The day began on a cold morning. Our exhalations turned into the same grey mist that clung to Mount Song like tracing paper. Three men painted the scene before our eyes. We stared at their canvases. Each brushstroke gave definition; each line added depth. The artist knows about its subject. The history within Songshan. The birthplace of Zen Buddhism. The origins of Shaolin Wushu at Shaolin Temple and the sacred Taoist mountains. With tools in hand, they attempt to replicate an image of one of the most culturally significant mountains in China. We made our way towards the painted mountains. Invisible to the artists and unremarkable against the landscape.
My partner and I embarked on our journey meeting the first set of stairs with great awe and enthusiasm not even the slightest bit aware of just how many we would have to climb. Either way, this was of no concern to us. I befriended a dog at the entrance to the hike; I gave her snacks and showered her with attention. She paused for a family photo and left us shortly after; I was sad to see her go.
We met a man carrying a large bag of rice who talked with us throughout the entire hike to a monastery situated on a mountain peak. Taking a break from his heavy load, he grinned and pointed out all of the amazing sights to us.
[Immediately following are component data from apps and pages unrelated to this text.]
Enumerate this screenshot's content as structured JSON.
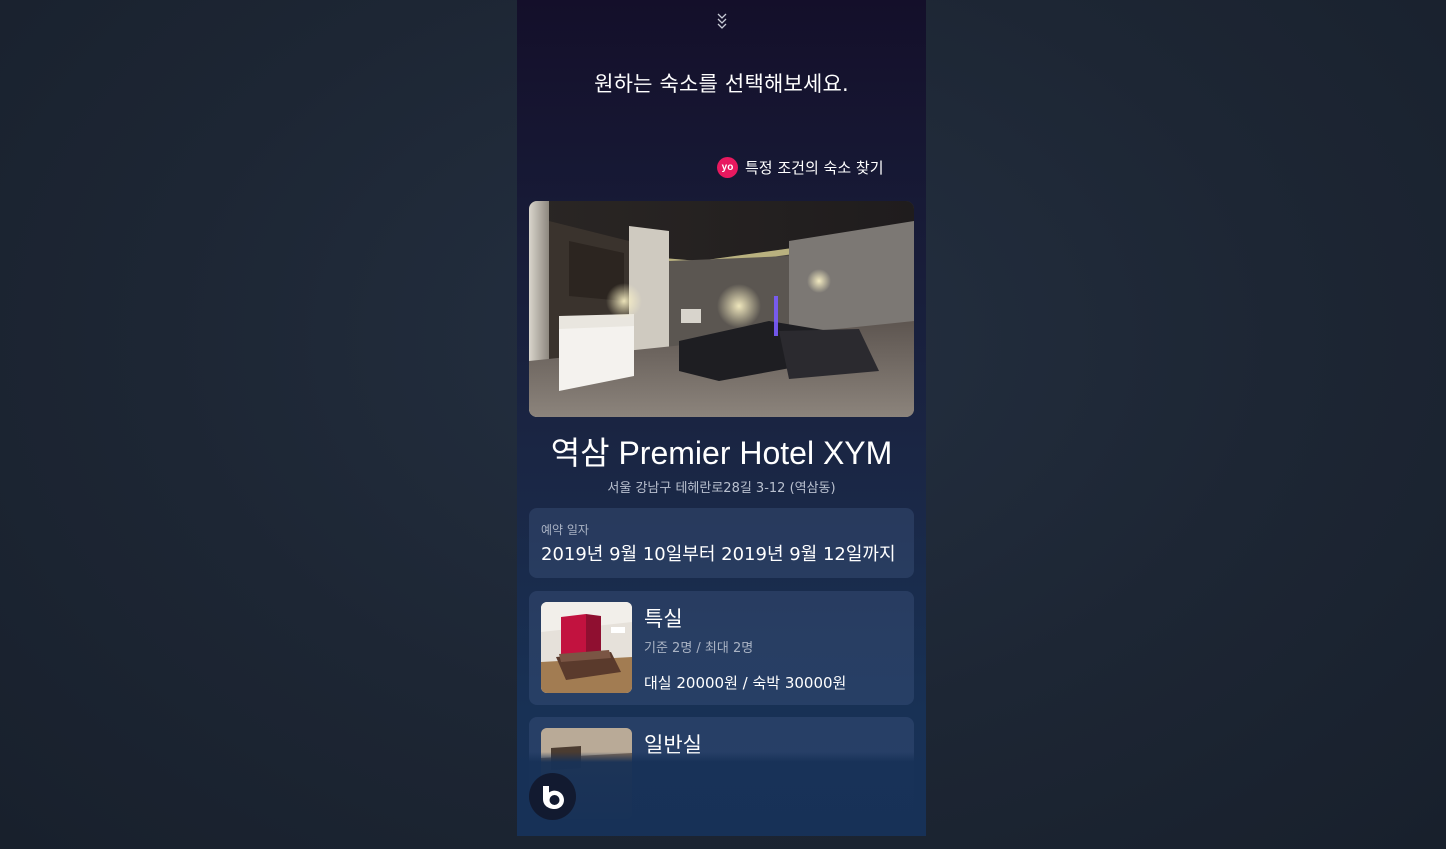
{
  "header": {
    "collapse_icon": "double-chevron-down-icon",
    "prompt": "원하는 숙소를 선택해보세요."
  },
  "filter_link": {
    "logo_text": "yo",
    "label": "특정 조건의 숙소 찾기"
  },
  "hotel": {
    "name": "역삼 Premier Hotel XYM",
    "address": "서울 강남구 테헤란로28길 3-12 (역삼동)"
  },
  "reservation": {
    "label": "예약 일자",
    "value": "2019년 9월 10일부터 2019년 9월 12일까지"
  },
  "rooms": [
    {
      "name": "특실",
      "capacity": "기준 2명 / 최대 2명",
      "price": "대실 20000원 / 숙박 30000원"
    },
    {
      "name": "일반실"
    }
  ],
  "assistant": {
    "icon": "bixby-icon"
  },
  "colors": {
    "brand_pink": "#e8195f",
    "panel_top": "#140f2a",
    "panel_bottom": "#173157"
  }
}
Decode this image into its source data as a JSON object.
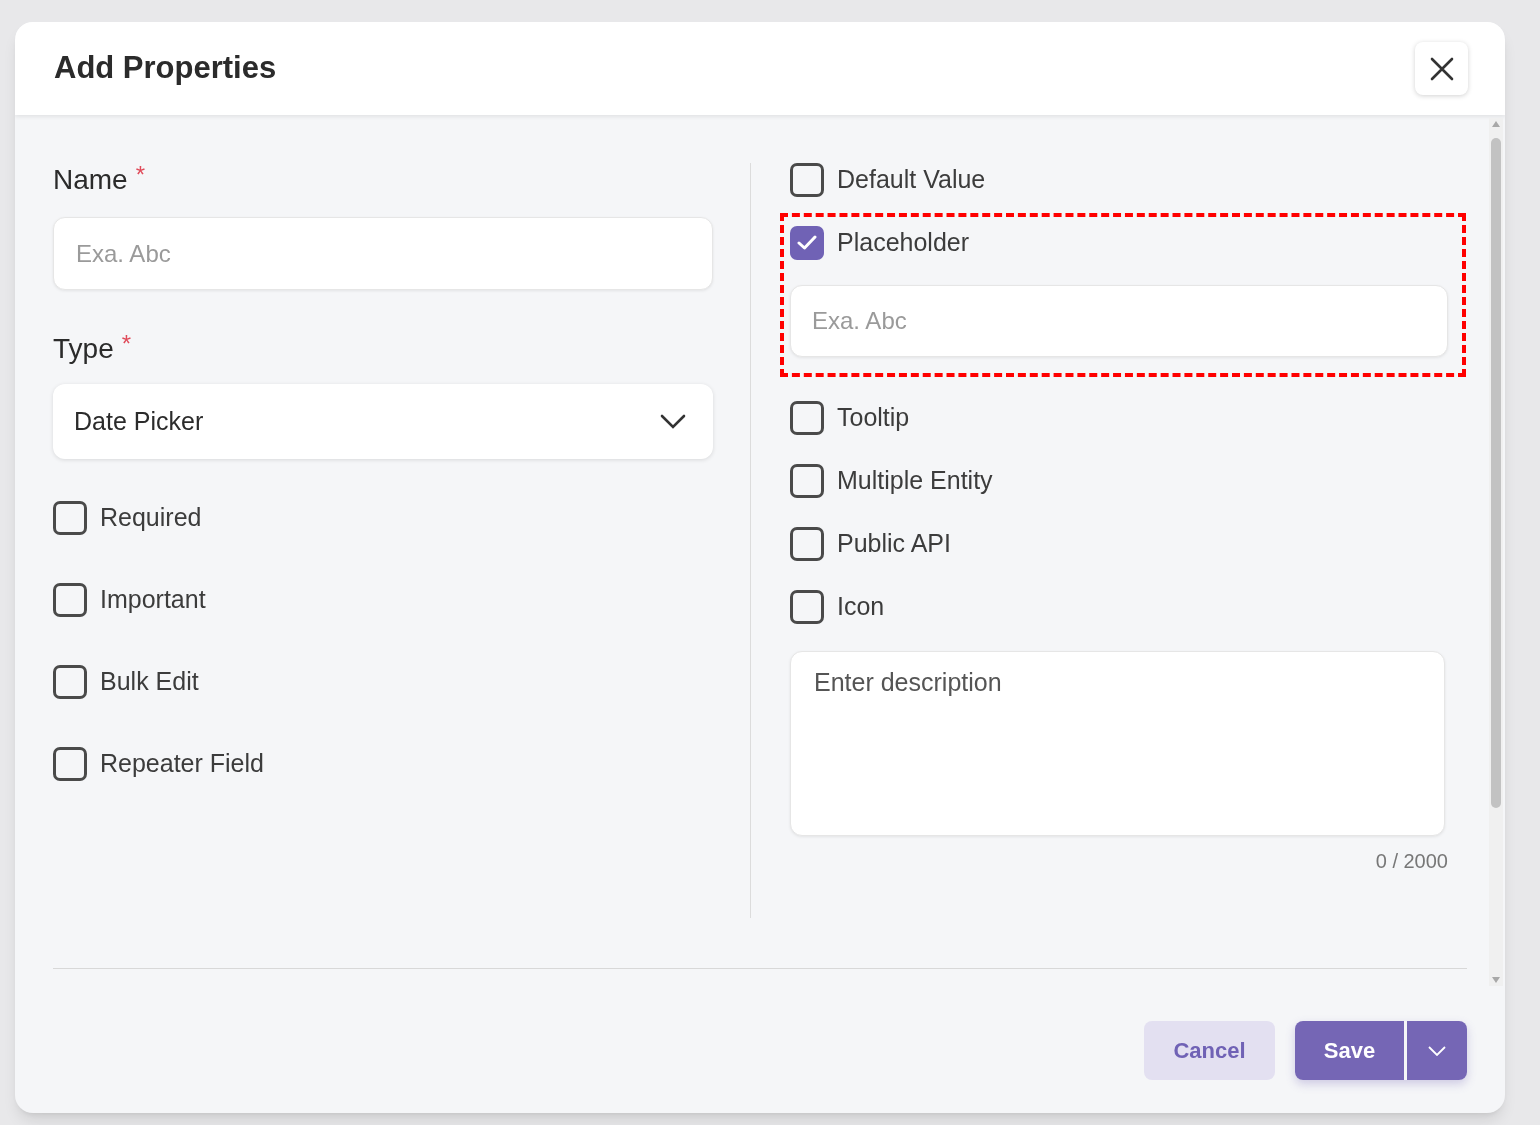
{
  "dialog": {
    "title": "Add Properties"
  },
  "name_field": {
    "label": "Name",
    "required_mark": "*",
    "placeholder": "Exa. Abc"
  },
  "type_field": {
    "label": "Type",
    "required_mark": "*",
    "value": "Date Picker"
  },
  "left_options": [
    {
      "label": "Required",
      "checked": false
    },
    {
      "label": "Important",
      "checked": false
    },
    {
      "label": "Bulk Edit",
      "checked": false
    },
    {
      "label": "Repeater Field",
      "checked": false
    }
  ],
  "right_options": [
    {
      "label": "Default Value",
      "checked": false,
      "highlighted": false
    },
    {
      "label": "Placeholder",
      "checked": true,
      "highlighted": true,
      "input_placeholder": "Exa. Abc"
    },
    {
      "label": "Tooltip",
      "checked": false,
      "highlighted": false
    },
    {
      "label": "Multiple Entity",
      "checked": false,
      "highlighted": false
    },
    {
      "label": "Public API",
      "checked": false,
      "highlighted": false
    },
    {
      "label": "Icon",
      "checked": false,
      "highlighted": false
    }
  ],
  "description": {
    "placeholder": "Enter description",
    "counter": "0 / 2000"
  },
  "buttons": {
    "cancel": "Cancel",
    "save": "Save"
  }
}
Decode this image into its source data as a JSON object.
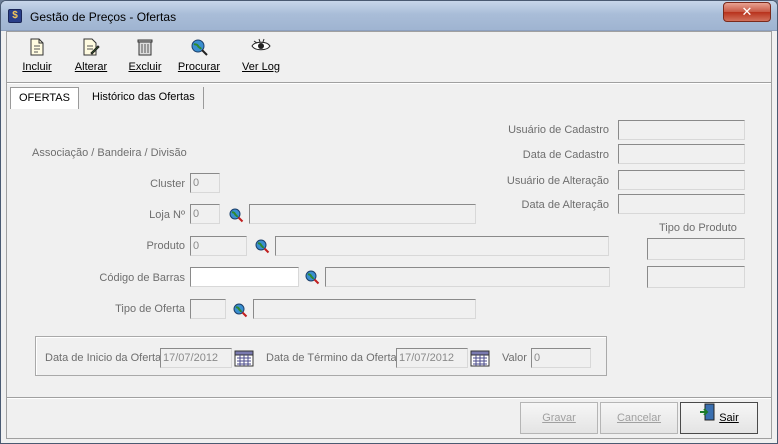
{
  "window": {
    "title": "Gestão de Preços - Ofertas",
    "close_label": "✕"
  },
  "toolbar": {
    "incluir": "Incluir",
    "alterar": "Alterar",
    "excluir": "Excluir",
    "procurar": "Procurar",
    "ver_log": "Ver Log"
  },
  "tabs": {
    "ofertas": "OFERTAS",
    "historico": "Histórico das Ofertas"
  },
  "audit": {
    "usuario_cadastro_label": "Usuário de Cadastro",
    "usuario_cadastro_value": "",
    "data_cadastro_label": "Data de Cadastro",
    "data_cadastro_value": "",
    "usuario_alteracao_label": "Usuário de Alteração",
    "usuario_alteracao_value": "",
    "data_alteracao_label": "Data de Alteração",
    "data_alteracao_value": ""
  },
  "form": {
    "assoc_label": "Associação / Bandeira / Divisão",
    "cluster_label": "Cluster",
    "cluster_value": "0",
    "loja_label": "Loja Nº",
    "loja_value": "0",
    "loja_desc": "",
    "produto_label": "Produto",
    "produto_value": "0",
    "produto_desc": "",
    "codigo_barras_label": "Código de Barras",
    "codigo_barras_value": "",
    "codigo_barras_desc": "",
    "tipo_oferta_label": "Tipo de Oferta",
    "tipo_oferta_value": "",
    "tipo_oferta_desc": "",
    "tipo_produto_label": "Tipo do Produto",
    "tipo_produto_value1": "",
    "tipo_produto_value2": ""
  },
  "period": {
    "inicio_label": "Data de Inicio da Oferta",
    "inicio_value": "17/07/2012",
    "termino_label": "Data de Término da Oferta",
    "termino_value": "17/07/2012",
    "valor_label": "Valor",
    "valor_value": "0"
  },
  "actions": {
    "gravar": "Gravar",
    "cancelar": "Cancelar",
    "sair": "Sair"
  }
}
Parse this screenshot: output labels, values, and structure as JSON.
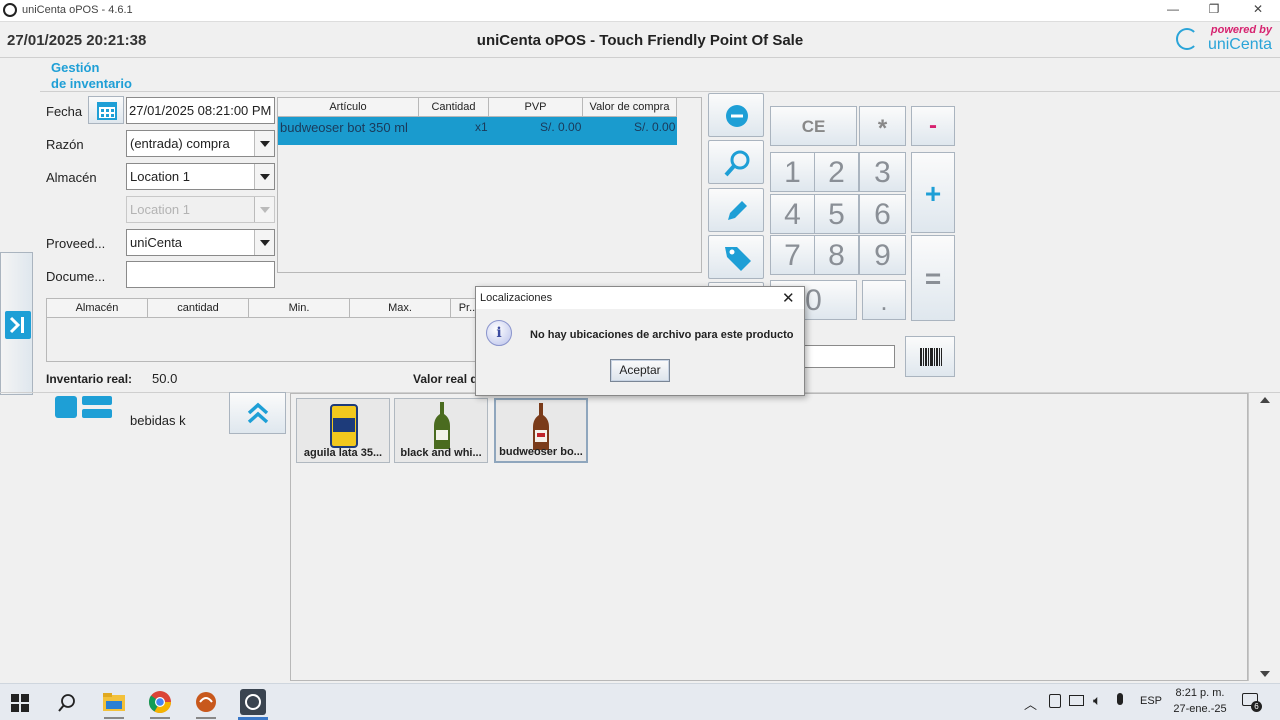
{
  "window": {
    "title": "uniCenta oPOS - 4.6.1",
    "controls": [
      "—",
      "❐",
      "✕"
    ]
  },
  "header": {
    "datetime": "27/01/2025 20:21:38",
    "title": "uniCenta oPOS - Touch Friendly Point Of Sale",
    "logo_powered": "powered by",
    "logo_name": "uniCenta"
  },
  "section": {
    "title_line1": "Gestión",
    "title_line2": "de inventario"
  },
  "form": {
    "fecha_label": "Fecha",
    "fecha_value": "27/01/2025 08:21:00 PM",
    "razon_label": "Razón",
    "razon_value": "(entrada) compra",
    "almacen_label": "Almacén",
    "almacen_value": "Location 1",
    "almacen2_value": "Location 1",
    "proveedor_label": "Proveed...",
    "proveedor_value": "uniCenta",
    "documento_label": "Docume...",
    "documento_value": ""
  },
  "lines_table": {
    "headers": [
      "Artículo",
      "Cantidad",
      "PVP",
      "Valor de compra"
    ],
    "rows": [
      {
        "articulo": "budweoser bot 350 ml",
        "cantidad": "x1",
        "pvp": "S/. 0.00",
        "valor": "S/. 0.00"
      }
    ]
  },
  "stock_table": {
    "headers": [
      "Almacén",
      "cantidad",
      "Min.",
      "Max.",
      "Pr..."
    ]
  },
  "inventory": {
    "real_label": "Inventario real:",
    "real_value": "50.0",
    "valor_label": "Valor real de..."
  },
  "category": {
    "name": "bebidas k"
  },
  "keypad": {
    "ce": "CE",
    "mult": "*",
    "minus": "-",
    "plus": "+",
    "equals": "=",
    "dot": ".",
    "digits": [
      "1",
      "2",
      "3",
      "4",
      "5",
      "6",
      "7",
      "8",
      "9",
      "0"
    ]
  },
  "products": [
    {
      "caption": "aguila lata 35..."
    },
    {
      "caption": "black and whi..."
    },
    {
      "caption": "budweoser bo..."
    }
  ],
  "dialog": {
    "title": "Localizaciones",
    "message": "No hay ubicaciones de archivo para este producto",
    "button": "Aceptar",
    "close": "✕"
  },
  "taskbar": {
    "lang": "ESP",
    "time": "8:21 p. m.",
    "date": "27-ene.-25",
    "notif_count": "6"
  },
  "colors": {
    "accent": "#1e9fd6",
    "selection": "#1a9bce",
    "brand_pink": "#d6226f"
  }
}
We were met with a quiet stillness as we hiked Mt. Song in the winter. We spent most of the time alone on the trail with the exception of passing some small groups of hikers. We shouted from the mountains tops and communicated with people on different peaks. We dined and danced on what felt like the rooftop of the world. It was Christmas day and I couldn’t have been happier.